Not only can we point to the country’s founding fathers, but of the 43 Presidents who have taken office, 33 have been of Scottish descent.
Those with Tartan blood were and are independent and resourceful. They are prolific inventors and writers. They are talented musicians and artist, experienced leaders and scholars. In the United States today, over 11 million Americans claim Scottish or Scotch-Irish roots. That makes them the 8th largest ethnic group in the United States.
What is a Tartan?
A tartan, is a cloth bearing a pattern of overlayed checks in several bright colors. A plaid, contrary to popular usage, “is actually a blanketlike piece of tartan worn over the shoulder.”
Tartan is Scotland’s famous patterned woven textile. It’s the most recognizable pattern associated with Scotland. Tartan consists of “interwoven vertical and horizontal lines, known as a sett,” according to Scotland’s National Tourism Organisation. The pattern is seen on shirts, kilts and other clothing.
How To Observe Tartan Day:
- Check local civic websites for parades, ceremonies and events.
- Wear your tartan
- Use #NationalTartanDay to post on social media.
- Create a tartan that is unique to your ‘family clan’.
- Attend a Tartan Day parade. One of the largest Tartan Day parades is held in New York City.
- Learn Highland dancing which originated in the Scottish Highlands.
- Eat traditional Scottish foods including Haggis, Scottish porridge, Scotch broth and shortbread cookies.

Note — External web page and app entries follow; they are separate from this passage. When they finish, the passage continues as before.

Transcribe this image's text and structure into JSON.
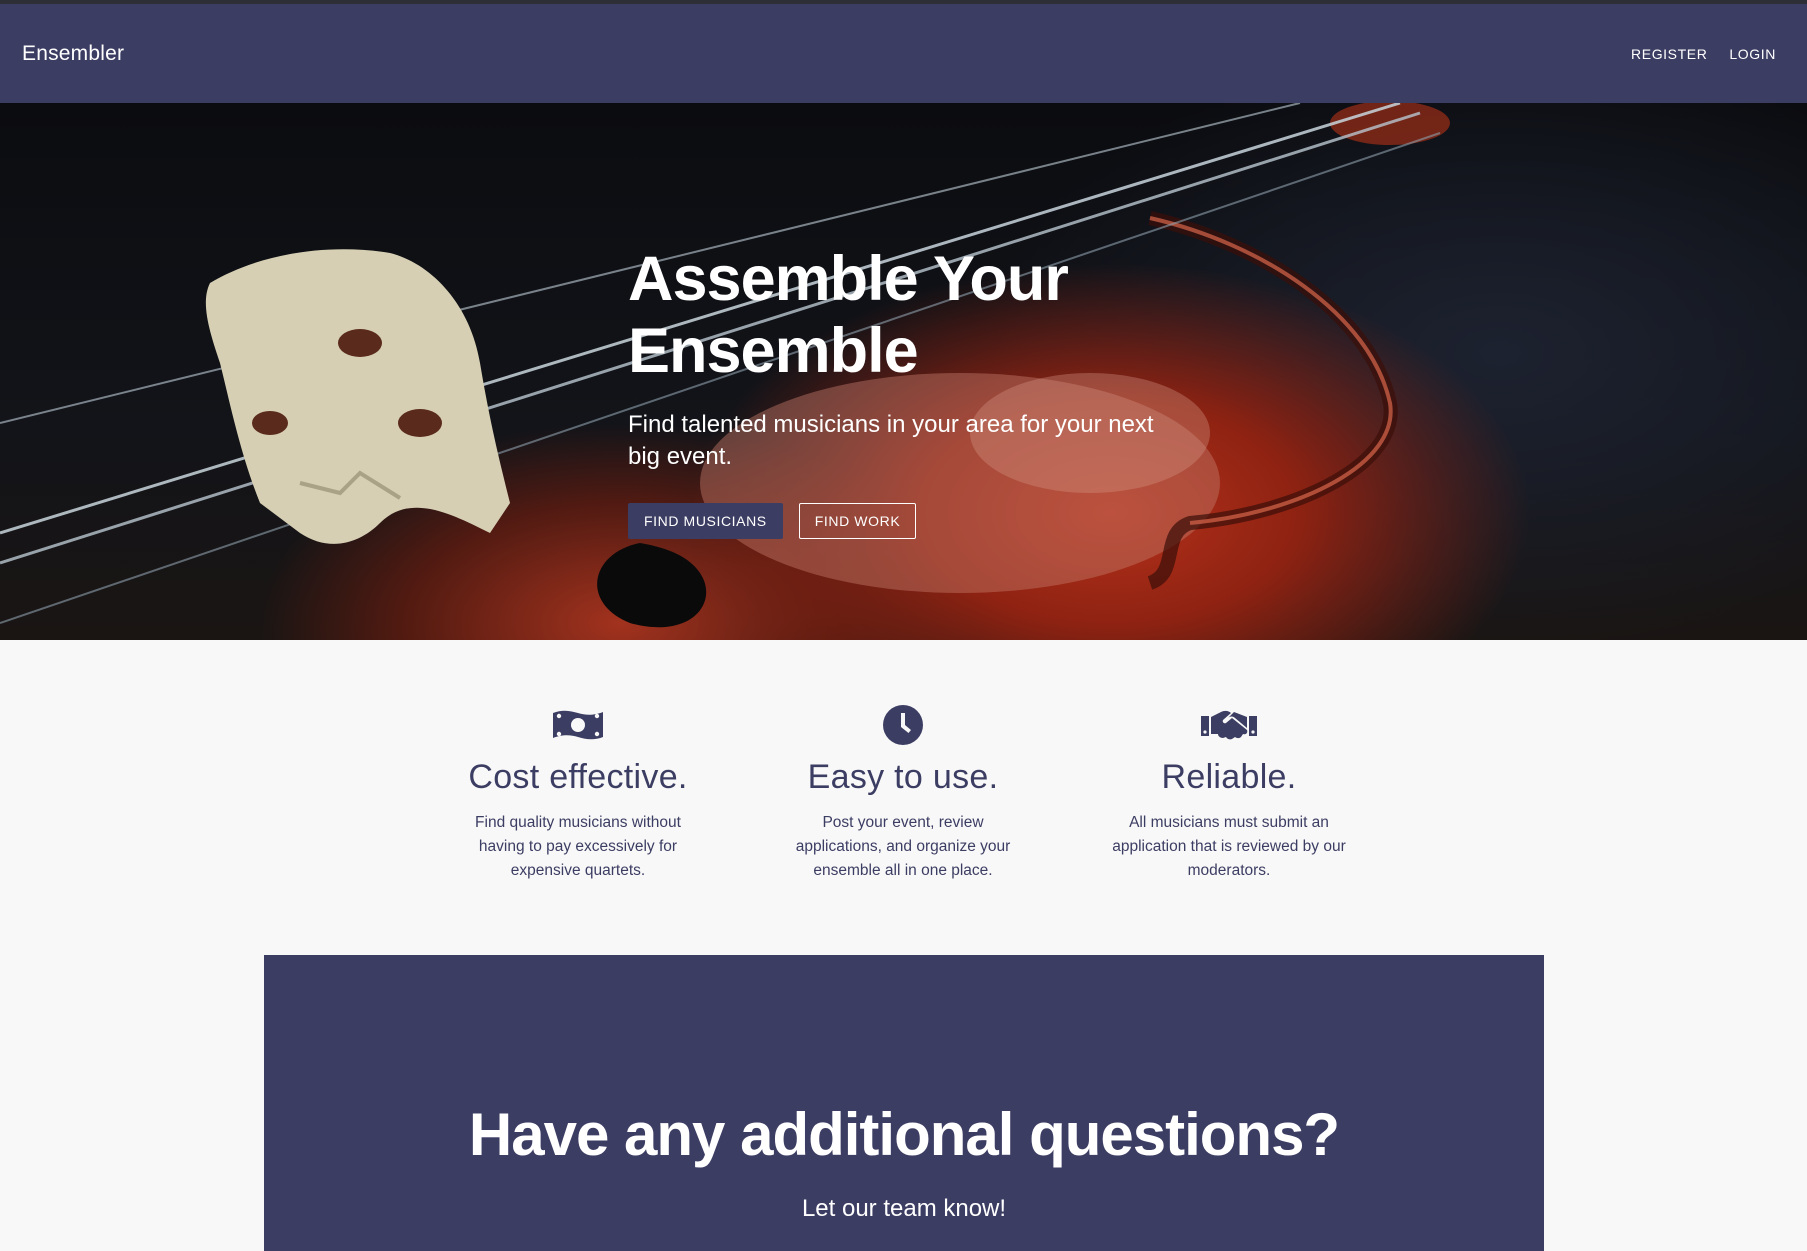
{
  "navbar": {
    "brand": "Ensembler",
    "links": [
      {
        "label": "REGISTER"
      },
      {
        "label": "LOGIN"
      }
    ]
  },
  "hero": {
    "title_line1": "Assemble Your",
    "title_line2": "Ensemble",
    "subtitle": "Find talented musicians in your area for your next big event.",
    "primary_button": "FIND MUSICIANS",
    "secondary_button": "FIND WORK"
  },
  "features": [
    {
      "icon": "money-bill-icon",
      "title": "Cost effective.",
      "text": "Find quality musicians without having to pay excessively for expensive quartets."
    },
    {
      "icon": "clock-icon",
      "title": "Easy to use.",
      "text": "Post your event, review applications, and organize your ensemble all in one place."
    },
    {
      "icon": "handshake-icon",
      "title": "Reliable.",
      "text": "All musicians must submit an application that is reviewed by our moderators."
    }
  ],
  "cta": {
    "title": "Have any additional questions?",
    "subtitle": "Let our team know!"
  },
  "colors": {
    "brand": "#3c3d63",
    "background": "#f8f8f8",
    "text_on_brand": "#ffffff"
  }
}
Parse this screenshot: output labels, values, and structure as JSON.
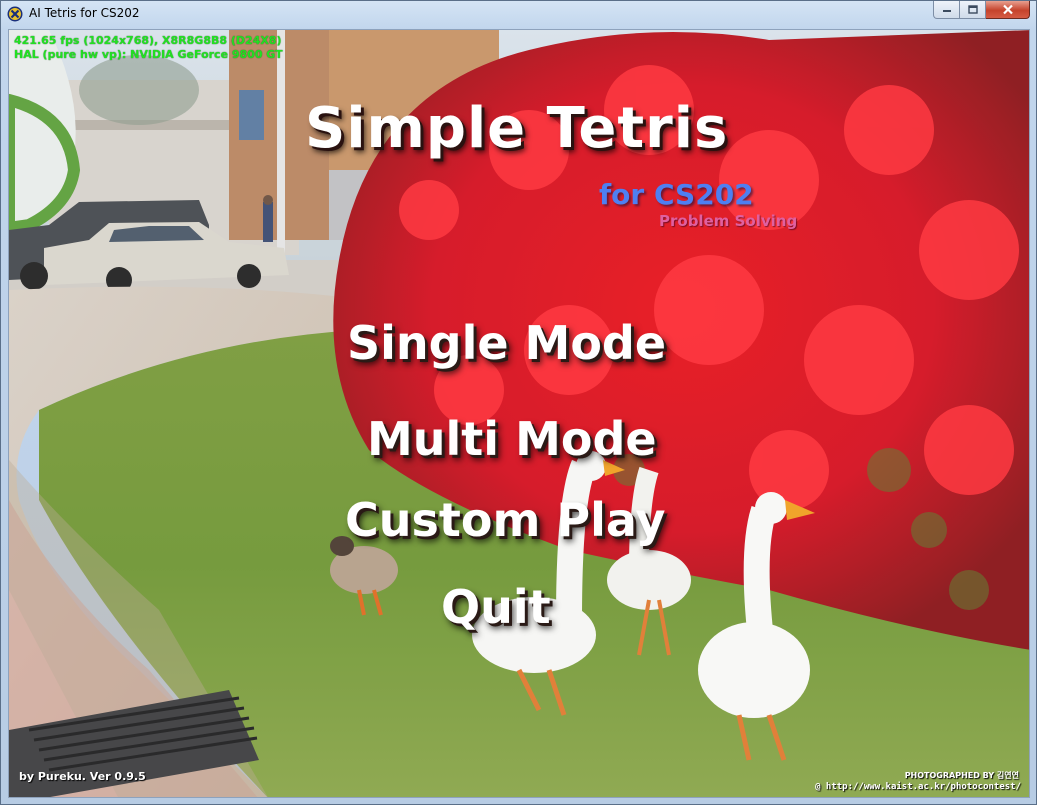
{
  "window": {
    "title": "AI Tetris for CS202",
    "controls": {
      "minimize": "minimize",
      "maximize": "maximize",
      "close": "close"
    }
  },
  "hud": {
    "line1": "421.65 fps (1024x768), X8R8G8B8 (D24X8)",
    "line2": "HAL (pure hw vp): NVIDIA GeForce 9800 GT"
  },
  "game": {
    "title": "Simple Tetris",
    "subtitle": "for CS202",
    "subtitle2": "Problem Solving"
  },
  "menu": {
    "items": [
      "Single Mode",
      "Multi Mode",
      "Custom Play",
      "Quit"
    ]
  },
  "footer": {
    "version": "by Pureku. Ver 0.9.5",
    "photo_credit": "PHOTOGRAPHED BY 김연연",
    "photo_url": "@ http://www.kaist.ac.kr/photocontest/"
  },
  "colors": {
    "hud_text": "#22e022",
    "subtitle": "#4e7ff2",
    "subtitle2": "#e060a0",
    "menu_text": "#ffffff"
  },
  "icons": {
    "app": "x-logo-icon",
    "minimize": "minimize-icon",
    "maximize": "maximize-icon",
    "close": "close-icon"
  }
}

- Play golf. Golf originated in Scotland during the 15th century
So you want to wear a traditional kilt on National Tartan day and you aren’t sure how to get it on properly? Here’s a video showing how to correctly fold and wear the Scottish plaid, a step by step guide to becoming a real highlander!
National Tartan Day Facts & Quotes
- Rachel Walker holds the Guinness World Record for wearing the most Tartans within 60 seconds. Walker managed to put on 4 kilts within 60 seconds.
- According Martin Martin, author of A Description of the Western Islands of Scotland, a tartan served to distinguish residents of different regions. Eventually, the tartan was used as a symbol of belonging to a specific clan.
- The major languages spoken in Scotland are English, Scottish Gaelic and Scots.
Photos for National Tartan Day:
Hans Wild’s photos from the 1940’s capture the intricate detail of Scottish culture down to the shearing of a wooly sheep and the fingering on a traditional bagpipe melody. Pride, in both national heritage and familial lineage, courses through the images. It was, after all, a matter of serious — and legal — business, as the magazine laid out clearly: “A person who wears the crest of a clan of which he is not a member may be fined £8 6s 8d.”
And just for good measure, here’s one last pic: